(RECORDED INFORMATION)
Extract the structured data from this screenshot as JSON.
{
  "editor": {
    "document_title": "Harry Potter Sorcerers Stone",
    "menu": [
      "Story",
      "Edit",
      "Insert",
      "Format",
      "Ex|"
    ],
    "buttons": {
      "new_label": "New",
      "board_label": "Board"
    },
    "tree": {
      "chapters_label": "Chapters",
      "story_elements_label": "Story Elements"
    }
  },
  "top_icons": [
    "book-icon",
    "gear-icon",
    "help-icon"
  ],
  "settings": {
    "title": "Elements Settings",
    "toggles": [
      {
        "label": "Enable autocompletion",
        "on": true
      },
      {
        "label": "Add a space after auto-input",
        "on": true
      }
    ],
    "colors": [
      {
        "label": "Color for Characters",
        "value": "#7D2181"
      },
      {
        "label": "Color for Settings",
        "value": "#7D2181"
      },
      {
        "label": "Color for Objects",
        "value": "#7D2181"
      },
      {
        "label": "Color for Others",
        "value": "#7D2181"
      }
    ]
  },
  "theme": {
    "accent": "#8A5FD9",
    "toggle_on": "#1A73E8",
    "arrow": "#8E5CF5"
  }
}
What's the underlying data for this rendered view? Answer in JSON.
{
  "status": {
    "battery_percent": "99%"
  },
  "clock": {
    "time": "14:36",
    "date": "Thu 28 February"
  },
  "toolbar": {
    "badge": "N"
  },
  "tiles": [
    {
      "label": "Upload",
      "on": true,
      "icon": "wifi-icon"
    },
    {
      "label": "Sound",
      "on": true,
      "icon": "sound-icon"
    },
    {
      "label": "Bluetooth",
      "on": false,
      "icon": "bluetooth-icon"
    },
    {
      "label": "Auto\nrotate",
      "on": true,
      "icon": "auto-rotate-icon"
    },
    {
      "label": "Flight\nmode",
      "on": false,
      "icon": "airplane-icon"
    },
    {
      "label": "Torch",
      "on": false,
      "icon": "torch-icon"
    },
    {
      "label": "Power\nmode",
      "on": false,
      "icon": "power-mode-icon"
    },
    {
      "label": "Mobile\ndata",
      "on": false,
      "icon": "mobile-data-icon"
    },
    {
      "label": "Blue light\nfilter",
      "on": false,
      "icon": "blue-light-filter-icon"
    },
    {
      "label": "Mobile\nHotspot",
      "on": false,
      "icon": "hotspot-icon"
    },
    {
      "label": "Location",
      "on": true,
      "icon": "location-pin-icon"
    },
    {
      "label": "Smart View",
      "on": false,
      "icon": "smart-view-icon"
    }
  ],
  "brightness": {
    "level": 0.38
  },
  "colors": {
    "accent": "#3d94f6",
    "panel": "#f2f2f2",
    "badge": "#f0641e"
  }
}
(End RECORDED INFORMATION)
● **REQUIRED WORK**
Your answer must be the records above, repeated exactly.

● **RESPONSE**
Extract the structured data from this screenshot as JSON.
{
  "editor": {
    "document_title": "Harry Potter Sorcerers Stone",
    "menu": [
      "Story",
      "Edit",
      "Insert",
      "Format",
      "Ex|"
    ],
    "buttons": {
      "new_label": "New",
      "board_label": "Board"
    },
    "tree": {
      "chapters_label": "Chapters",
      "story_elements_label": "Story Elements"
    }
  },
  "top_icons": [
    "book-icon",
    "gear-icon",
    "help-icon"
  ],
  "settings": {
    "title": "Elements Settings",
    "toggles": [
      {
        "label": "Enable autocompletion",
        "on": true
      },
      {
        "label": "Add a space after auto-input",
        "on": true
      }
    ],
    "colors": [
      {
        "label": "Color for Characters",
        "value": "#7D2181"
      },
      {
        "label": "Color for Settings",
        "value": "#7D2181"
      },
      {
        "label": "Color for Objects",
        "value": "#7D2181"
      },
      {
        "label": "Color for Others",
        "value": "#7D2181"
      }
    ]
  },
  "theme": {
    "accent": "#8A5FD9",
    "toggle_on": "#1A73E8",
    "arrow": "#8E5CF5"
  }
}
What's the underlying data for this rendered view? Answer in JSON.
{
  "status": {
    "battery_percent": "99%"
  },
  "clock": {
    "time": "14:36",
    "date": "Thu 28 February"
  },
  "toolbar": {
    "badge": "N"
  },
  "tiles": [
    {
      "label": "Upload",
      "on": true,
      "icon": "wifi-icon"
    },
    {
      "label": "Sound",
      "on": true,
      "icon": "sound-icon"
    },
    {
      "label": "Bluetooth",
      "on": false,
      "icon": "bluetooth-icon"
    },
    {
      "label": "Auto\nrotate",
      "on": true,
      "icon": "auto-rotate-icon"
    },
    {
      "label": "Flight\nmode",
      "on": false,
      "icon": "airplane-icon"
    },
    {
      "label": "Torch",
      "on": false,
      "icon": "torch-icon"
    },
    {
      "label": "Power\nmode",
      "on": false,
      "icon": "power-mode-icon"
    },
    {
      "label": "Mobile\ndata",
      "on": false,
      "icon": "mobile-data-icon"
    },
    {
      "label": "Blue light\nfilter",
      "on": false,
      "icon": "blue-light-filter-icon"
    },
    {
      "label": "Mobile\nHotspot",
      "on": false,
      "icon": "hotspot-icon"
    },
    {
      "label": "Location",
      "on": true,
      "icon": "location-pin-icon"
    },
    {
      "label": "Smart View",
      "on": false,
      "icon": "smart-view-icon"
    }
  ],
  "brightness": {
    "level": 0.38
  },
  "colors": {
    "accent": "#3d94f6",
    "panel": "#f2f2f2",
    "badge": "#f0641e"
  }
}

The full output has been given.